<<<<
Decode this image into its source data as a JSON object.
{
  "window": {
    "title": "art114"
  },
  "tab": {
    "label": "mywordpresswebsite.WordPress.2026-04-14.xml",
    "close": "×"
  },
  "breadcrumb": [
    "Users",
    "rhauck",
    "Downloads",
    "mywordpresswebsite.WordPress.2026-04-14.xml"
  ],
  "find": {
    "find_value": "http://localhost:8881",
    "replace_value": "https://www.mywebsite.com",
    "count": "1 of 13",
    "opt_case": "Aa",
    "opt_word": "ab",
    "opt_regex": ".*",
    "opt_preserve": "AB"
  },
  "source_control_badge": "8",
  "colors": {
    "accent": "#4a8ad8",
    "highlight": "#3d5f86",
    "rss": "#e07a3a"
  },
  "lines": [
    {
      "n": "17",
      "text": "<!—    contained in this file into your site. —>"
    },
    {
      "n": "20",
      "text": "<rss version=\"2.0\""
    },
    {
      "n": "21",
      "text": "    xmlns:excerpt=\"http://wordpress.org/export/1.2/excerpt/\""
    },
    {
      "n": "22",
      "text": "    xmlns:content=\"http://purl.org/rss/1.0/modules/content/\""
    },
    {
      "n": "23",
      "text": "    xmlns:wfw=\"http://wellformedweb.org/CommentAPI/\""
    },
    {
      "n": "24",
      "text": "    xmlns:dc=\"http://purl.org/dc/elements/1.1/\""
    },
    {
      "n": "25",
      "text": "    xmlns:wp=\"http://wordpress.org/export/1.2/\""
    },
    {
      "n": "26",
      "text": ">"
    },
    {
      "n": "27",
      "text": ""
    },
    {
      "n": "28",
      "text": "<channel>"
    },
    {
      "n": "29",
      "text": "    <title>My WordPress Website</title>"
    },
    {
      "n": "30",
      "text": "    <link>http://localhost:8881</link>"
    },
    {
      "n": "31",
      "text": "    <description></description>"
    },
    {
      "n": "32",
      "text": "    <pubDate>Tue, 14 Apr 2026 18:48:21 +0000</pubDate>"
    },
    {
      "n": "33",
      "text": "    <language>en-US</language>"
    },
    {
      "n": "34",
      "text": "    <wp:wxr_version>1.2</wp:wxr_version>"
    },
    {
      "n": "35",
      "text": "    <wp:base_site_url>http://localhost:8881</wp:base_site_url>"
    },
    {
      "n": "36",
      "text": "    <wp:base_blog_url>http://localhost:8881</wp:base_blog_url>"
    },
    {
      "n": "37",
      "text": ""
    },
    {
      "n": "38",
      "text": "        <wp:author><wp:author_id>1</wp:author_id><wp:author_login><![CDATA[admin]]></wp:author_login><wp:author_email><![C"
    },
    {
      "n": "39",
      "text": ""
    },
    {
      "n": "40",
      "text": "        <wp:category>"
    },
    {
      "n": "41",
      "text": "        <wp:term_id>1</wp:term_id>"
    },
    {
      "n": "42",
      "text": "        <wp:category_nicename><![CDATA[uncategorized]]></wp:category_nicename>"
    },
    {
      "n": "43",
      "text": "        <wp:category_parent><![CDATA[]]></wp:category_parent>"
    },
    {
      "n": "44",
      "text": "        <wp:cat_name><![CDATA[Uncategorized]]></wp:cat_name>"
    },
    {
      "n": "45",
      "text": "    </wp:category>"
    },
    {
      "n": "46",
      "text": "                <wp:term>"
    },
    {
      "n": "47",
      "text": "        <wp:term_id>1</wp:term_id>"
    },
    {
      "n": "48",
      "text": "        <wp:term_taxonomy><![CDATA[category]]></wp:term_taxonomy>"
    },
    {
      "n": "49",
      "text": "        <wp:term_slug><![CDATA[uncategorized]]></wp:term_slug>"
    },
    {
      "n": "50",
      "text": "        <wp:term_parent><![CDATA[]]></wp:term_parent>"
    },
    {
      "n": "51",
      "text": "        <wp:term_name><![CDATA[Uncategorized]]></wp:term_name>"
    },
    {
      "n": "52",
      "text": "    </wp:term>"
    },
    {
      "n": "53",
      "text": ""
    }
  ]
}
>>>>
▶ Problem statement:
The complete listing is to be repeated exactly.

▶ Answer to this exercise:
Decode this image into its source data as a JSON object.
{
  "window": {
    "title": "art114"
  },
  "tab": {
    "label": "mywordpresswebsite.WordPress.2026-04-14.xml",
    "close": "×"
  },
  "breadcrumb": [
    "Users",
    "rhauck",
    "Downloads",
    "mywordpresswebsite.WordPress.2026-04-14.xml"
  ],
  "find": {
    "find_value": "http://localhost:8881",
    "replace_value": "https://www.mywebsite.com",
    "count": "1 of 13",
    "opt_case": "Aa",
    "opt_word": "ab",
    "opt_regex": ".*",
    "opt_preserve": "AB"
  },
  "source_control_badge": "8",
  "colors": {
    "accent": "#4a8ad8",
    "highlight": "#3d5f86",
    "rss": "#e07a3a"
  },
  "lines": [
    {
      "n": "17",
      "text": "<!—    contained in this file into your site. —>"
    },
    {
      "n": "20",
      "text": "<rss version=\"2.0\""
    },
    {
      "n": "21",
      "text": "    xmlns:excerpt=\"http://wordpress.org/export/1.2/excerpt/\""
    },
    {
      "n": "22",
      "text": "    xmlns:content=\"http://purl.org/rss/1.0/modules/content/\""
    },
    {
      "n": "23",
      "text": "    xmlns:wfw=\"http://wellformedweb.org/CommentAPI/\""
    },
    {
      "n": "24",
      "text": "    xmlns:dc=\"http://purl.org/dc/elements/1.1/\""
    },
    {
      "n": "25",
      "text": "    xmlns:wp=\"http://wordpress.org/export/1.2/\""
    },
    {
      "n": "26",
      "text": ">"
    },
    {
      "n": "27",
      "text": ""
    },
    {
      "n": "28",
      "text": "<channel>"
    },
    {
      "n": "29",
      "text": "    <title>My WordPress Website</title>"
    },
    {
      "n": "30",
      "text": "    <link>http://localhost:8881</link>"
    },
    {
      "n": "31",
      "text": "    <description></description>"
    },
    {
      "n": "32",
      "text": "    <pubDate>Tue, 14 Apr 2026 18:48:21 +0000</pubDate>"
    },
    {
      "n": "33",
      "text": "    <language>en-US</language>"
    },
    {
      "n": "34",
      "text": "    <wp:wxr_version>1.2</wp:wxr_version>"
    },
    {
      "n": "35",
      "text": "    <wp:base_site_url>http://localhost:8881</wp:base_site_url>"
    },
    {
      "n": "36",
      "text": "    <wp:base_blog_url>http://localhost:8881</wp:base_blog_url>"
    },
    {
      "n": "37",
      "text": ""
    },
    {
      "n": "38",
      "text": "        <wp:author><wp:author_id>1</wp:author_id><wp:author_login><![CDATA[admin]]></wp:author_login><wp:author_email><![C"
    },
    {
      "n": "39",
      "text": ""
    },
    {
      "n": "40",
      "text": "        <wp:category>"
    },
    {
      "n": "41",
      "text": "        <wp:term_id>1</wp:term_id>"
    },
    {
      "n": "42",
      "text": "        <wp:category_nicename><![CDATA[uncategorized]]></wp:category_nicename>"
    },
    {
      "n": "43",
      "text": "        <wp:category_parent><![CDATA[]]></wp:category_parent>"
    },
    {
      "n": "44",
      "text": "        <wp:cat_name><![CDATA[Uncategorized]]></wp:cat_name>"
    },
    {
      "n": "45",
      "text": "    </wp:category>"
    },
    {
      "n": "46",
      "text": "                <wp:term>"
    },
    {
      "n": "47",
      "text": "        <wp:term_id>1</wp:term_id>"
    },
    {
      "n": "48",
      "text": "        <wp:term_taxonomy><![CDATA[category]]></wp:term_taxonomy>"
    },
    {
      "n": "49",
      "text": "        <wp:term_slug><![CDATA[uncategorized]]></wp:term_slug>"
    },
    {
      "n": "50",
      "text": "        <wp:term_parent><![CDATA[]]></wp:term_parent>"
    },
    {
      "n": "51",
      "text": "        <wp:term_name><![CDATA[Uncategorized]]></wp:term_name>"
    },
    {
      "n": "52",
      "text": "    </wp:term>"
    },
    {
      "n": "53",
      "text": ""
    }
  ]
}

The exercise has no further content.